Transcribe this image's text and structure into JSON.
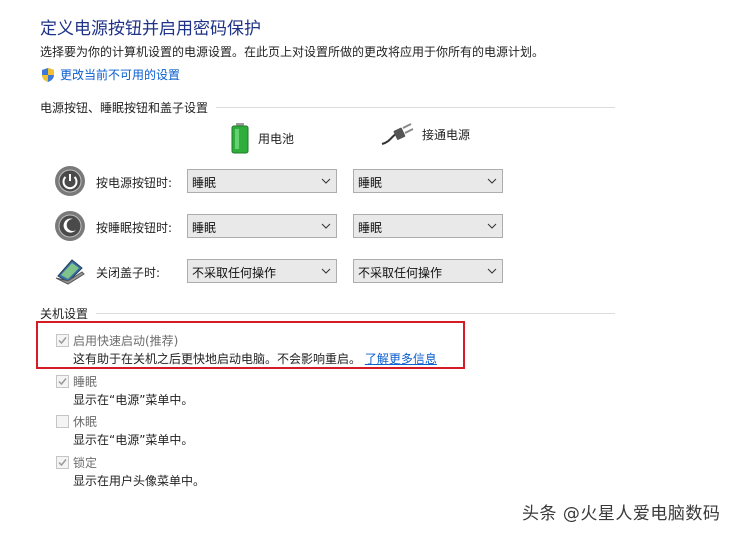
{
  "header": {
    "title": "定义电源按钮并启用密码保护",
    "subtitle": "选择要为你的计算机设置的电源设置。在此页上对设置所做的更改将应用于你所有的电源计划。",
    "admin_link": "更改当前不可用的设置"
  },
  "power_buttons_section": {
    "label": "电源按钮、睡眠按钮和盖子设置",
    "col_battery": "用电池",
    "col_plugged": "接通电源",
    "rows": [
      {
        "label": "按电源按钮时:",
        "battery": "睡眠",
        "plugged": "睡眠"
      },
      {
        "label": "按睡眠按钮时:",
        "battery": "睡眠",
        "plugged": "睡眠"
      },
      {
        "label": "关闭盖子时:",
        "battery": "不采取任何操作",
        "plugged": "不采取任何操作"
      }
    ]
  },
  "shutdown_section": {
    "label": "关机设置",
    "options": [
      {
        "title": "启用快速启动(推荐)",
        "desc": "这有助于在关机之后更快地启动电脑。不会影响重启。",
        "link": "了解更多信息",
        "checked": true
      },
      {
        "title": "睡眠",
        "desc": "显示在“电源”菜单中。",
        "checked": true
      },
      {
        "title": "休眠",
        "desc": "显示在“电源”菜单中。",
        "checked": false
      },
      {
        "title": "锁定",
        "desc": "显示在用户头像菜单中。",
        "checked": true
      }
    ]
  },
  "watermark": "头条 @火星人爱电脑数码",
  "colors": {
    "title": "#1e3287",
    "link": "#0a5ecf",
    "highlight": "#d51c26"
  }
}
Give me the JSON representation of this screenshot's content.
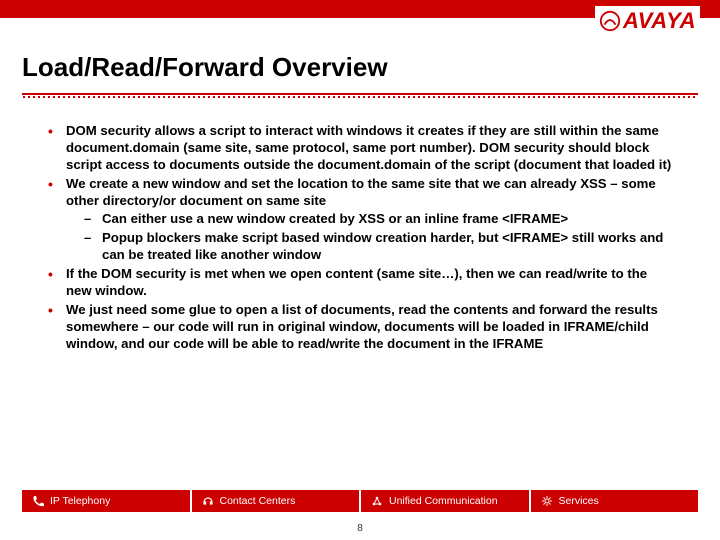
{
  "brand": {
    "name": "AVAYA"
  },
  "title": "Load/Read/Forward Overview",
  "bullets": [
    {
      "text": "DOM security allows a script to interact with windows it creates if they are still within the same document.domain (same site, same protocol, same port number). DOM security should block script access to documents outside the document.domain of the script (document that loaded it)"
    },
    {
      "text": "We create a new window and set the location to the same site that we can already XSS – some other directory/or document on same site",
      "sub": [
        "Can either use a new window created by XSS or an inline frame <IFRAME>",
        "Popup blockers make script based window creation harder, but <IFRAME> still works and can be treated like another window"
      ]
    },
    {
      "text": "If the DOM security is met when we open content (same site…), then we can read/write to the new window."
    },
    {
      "text": "We just need some glue to open a list of documents, read the contents and forward the results somewhere – our code will run in original window, documents will be loaded in IFRAME/child window, and our code will be able to read/write the document in the IFRAME"
    }
  ],
  "footer": {
    "items": [
      {
        "label": "IP Telephony"
      },
      {
        "label": "Contact Centers"
      },
      {
        "label": "Unified Communication"
      },
      {
        "label": "Services"
      }
    ]
  },
  "page_number": "8"
}
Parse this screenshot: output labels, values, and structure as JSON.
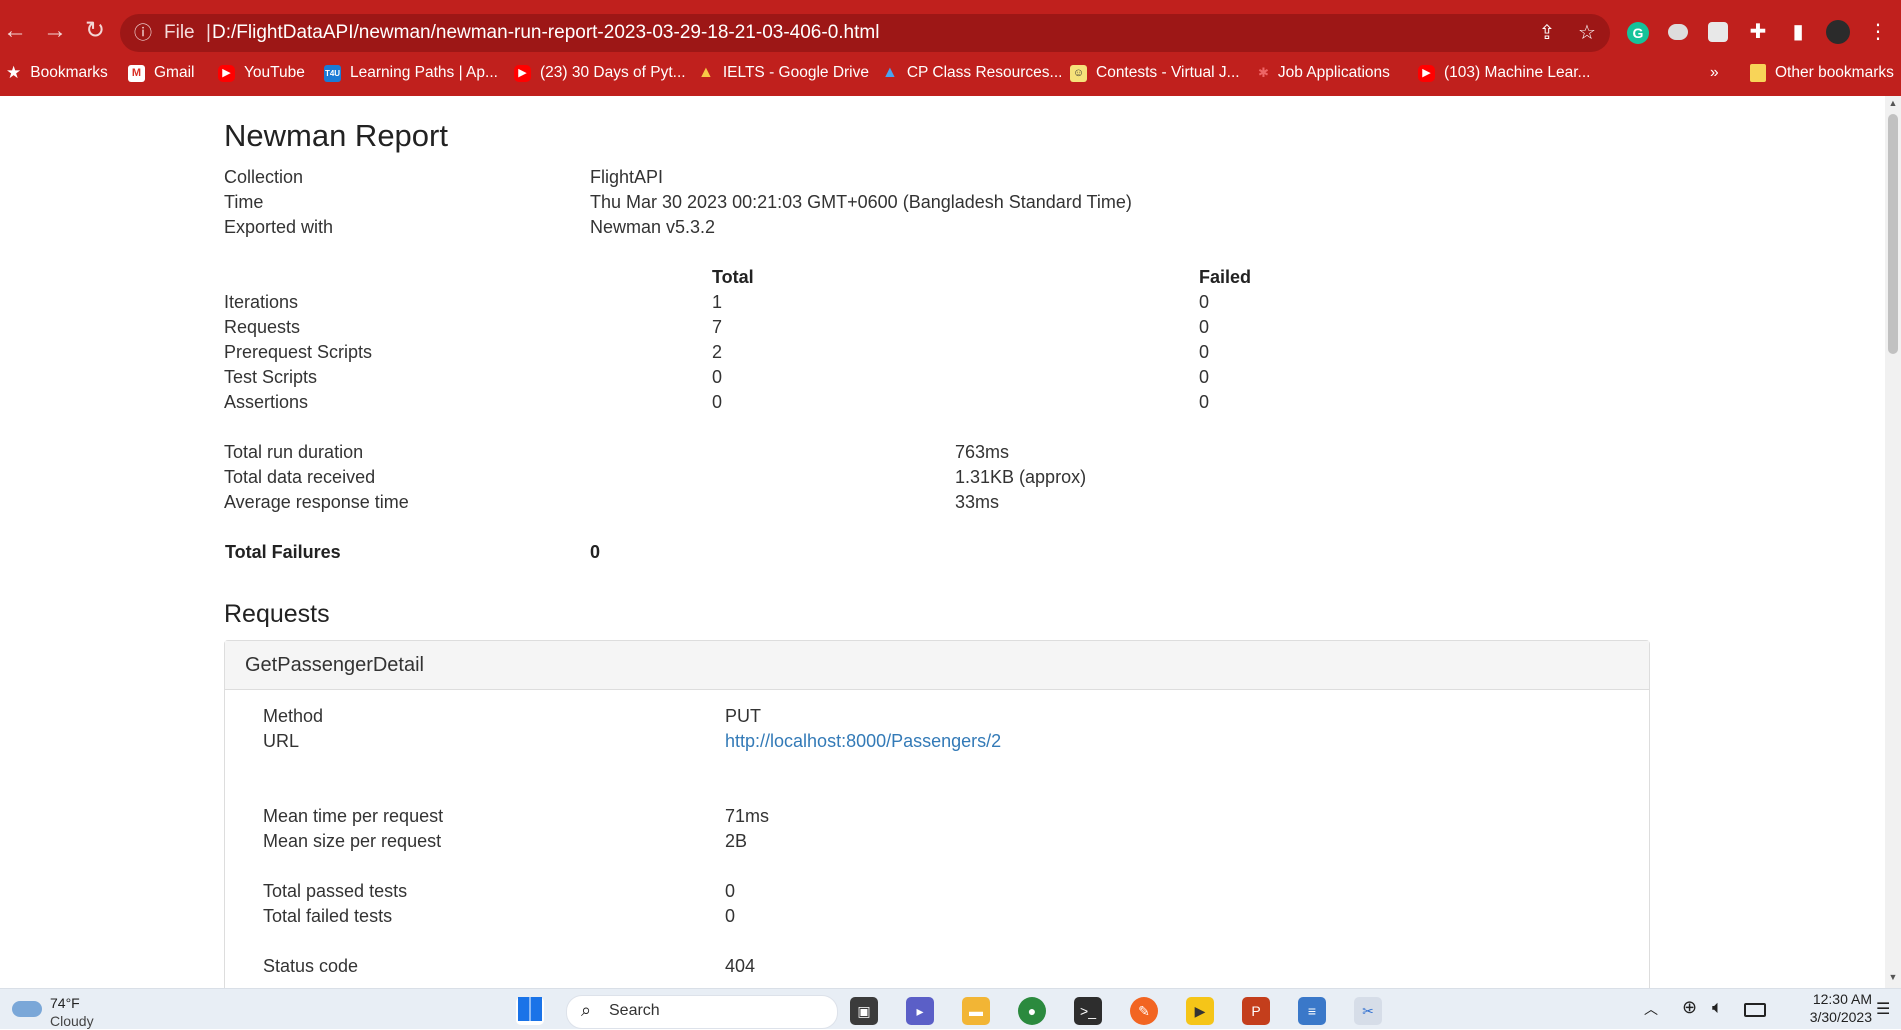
{
  "browser": {
    "file_label": "File",
    "address": "D:/FlightDataAPI/newman/newman-run-report-2023-03-29-18-21-03-406-0.html",
    "bookmarks": [
      {
        "label": "Bookmarks",
        "icon": "star-icon"
      },
      {
        "label": "Gmail",
        "icon": "gmail-icon"
      },
      {
        "label": "YouTube",
        "icon": "youtube-icon"
      },
      {
        "label": "Learning Paths | Ap...",
        "icon": "t4u-icon"
      },
      {
        "label": "(23) 30 Days of Pyt...",
        "icon": "youtube-icon"
      },
      {
        "label": "IELTS - Google Drive",
        "icon": "google-drive-icon"
      },
      {
        "label": "CP Class Resources...",
        "icon": "google-drive-icon"
      },
      {
        "label": "Contests - Virtual J...",
        "icon": "vjudge-icon"
      },
      {
        "label": "Job Applications",
        "icon": "pin-icon"
      },
      {
        "label": "(103) Machine Lear...",
        "icon": "youtube-icon"
      }
    ],
    "overflow_label": "»",
    "other_bookmarks": "Other bookmarks"
  },
  "report": {
    "title": "Newman Report",
    "meta": [
      {
        "label": "Collection",
        "value": "FlightAPI"
      },
      {
        "label": "Time",
        "value": "Thu Mar 30 2023 00:21:03 GMT+0600 (Bangladesh Standard Time)"
      },
      {
        "label": "Exported with",
        "value": "Newman v5.3.2"
      }
    ],
    "summary_headers": {
      "total": "Total",
      "failed": "Failed"
    },
    "summary": [
      {
        "label": "Iterations",
        "total": "1",
        "failed": "0"
      },
      {
        "label": "Requests",
        "total": "7",
        "failed": "0"
      },
      {
        "label": "Prerequest Scripts",
        "total": "2",
        "failed": "0"
      },
      {
        "label": "Test Scripts",
        "total": "0",
        "failed": "0"
      },
      {
        "label": "Assertions",
        "total": "0",
        "failed": "0"
      }
    ],
    "stats": [
      {
        "label": "Total run duration",
        "value": "763ms"
      },
      {
        "label": "Total data received",
        "value": "1.31KB (approx)"
      },
      {
        "label": "Average response time",
        "value": "33ms"
      }
    ],
    "total_failures_label": "Total Failures",
    "total_failures_value": "0",
    "requests_heading": "Requests",
    "request": {
      "name": "GetPassengerDetail",
      "rows": [
        {
          "label": "Method",
          "value": "PUT"
        },
        {
          "label": "URL",
          "value": "http://localhost:8000/Passengers/2"
        },
        {
          "label": "Mean time per request",
          "value": "71ms"
        },
        {
          "label": "Mean size per request",
          "value": "2B"
        },
        {
          "label": "Total passed tests",
          "value": "0"
        },
        {
          "label": "Total failed tests",
          "value": "0"
        },
        {
          "label": "Status code",
          "value": "404"
        }
      ]
    }
  },
  "taskbar": {
    "temperature": "74°F",
    "weather": "Cloudy",
    "search_label": "Search",
    "time": "12:30 AM",
    "date": "3/30/2023"
  },
  "colors": {
    "chrome_red": "#c0201d",
    "omnibox": "#9d1716",
    "link": "#337ab7"
  }
}
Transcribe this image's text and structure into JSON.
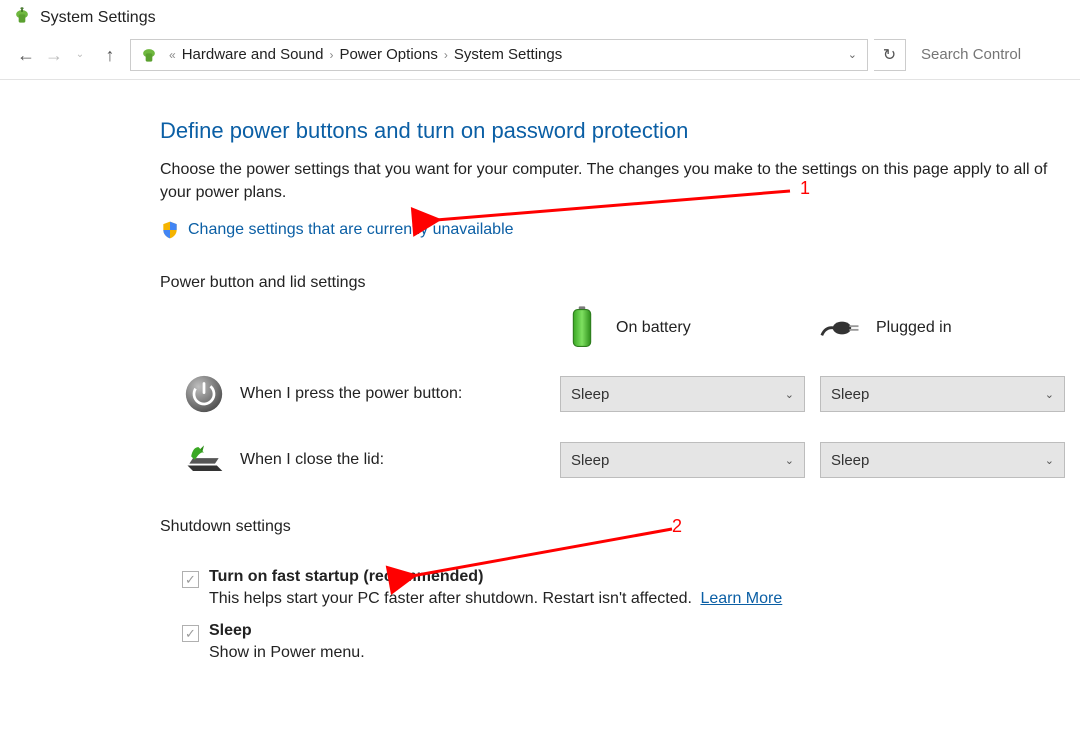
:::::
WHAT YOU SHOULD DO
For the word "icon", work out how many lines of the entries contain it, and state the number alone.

SOLUTION FOR THIS TASK
10